Myc :: TEV :: mNeonGreen :: Strep (N-terminal)

TEV :: mNeonGreen :: Strep :: Myc (C-terminal)

2500bp 2900bp
pPLOTv1 puro-BirA*-puro 1 Puromycin

Myc :: BirA* (N-terminal)

BirA* :: Myc (C-terminal)

2600bp 3000bp
pPLOTv1 phleo-BirA*-phleo 1 Phleomycin

Myc :: BirA* (N-terminal)

BirA* :: Myc (C-terminal)

2400bp 2800bp
pPLOTv1 puro-eYFP-puro 1 Puromycin

Myc :: eYFP (N-terminal)

eYFP :: Myc (C-terminal)

2300bp 2700bp
pT

pTBlast_v1

1 Blasticidin 1700bp

pTNeo_v1

1 Neomycin 1750bp

pTPuro_v1

1 Puromycin 1800bp

pTB011

1 Blasticidin/Puromycin Flag::NLS::Cas9::NLS
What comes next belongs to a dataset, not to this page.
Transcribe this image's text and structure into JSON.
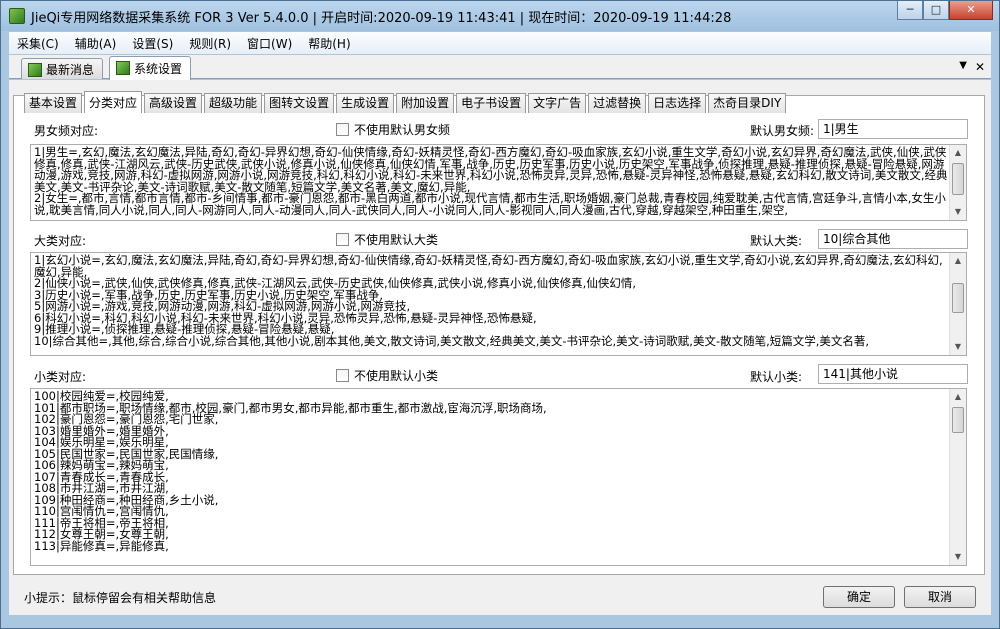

pTB007

1 Hygromycin

Flag::NLS::Cas9::NLS

NLS::T7 RNAP

pTB008

1 Phleomycin

NLS::T7 RNAP

pRM006

1 Hygromycin

Flag::NLS::Cas9::NLS

G00 (is a primer sequence and not a plasmid)

1 common sgRNA primer for amplification

Technical notes:

pPLOT and pT serve as template DNA for PCR amplification of repair cassettes for genome editing by homologous recombination. The amplicons can be transfected together with the relevant sgRNA templates into a kinetoplastid cell line expressing Cas9 nuclease (for example derived from pX330 (Cong et al., 2013)) and T7 RNA polymerase for in vivo transcription of sgRNAs. Alternatively, the amplicons can be transfected together with in vitro transcribed sgRNAs into a kinetopastid cell line expressing Cas9 nuclease.

Generation of sgRNA templates by PCR follows the protocol published by Bassett and Liu, 2014. For complementation of knockout phenotypes we recommend integration of an add-back copy of the gene of interest into the beta tubulin locus.

Website designed and maintained by Tom Beneke (tobeneke@gmail.com). Last updated on 5th August 2020.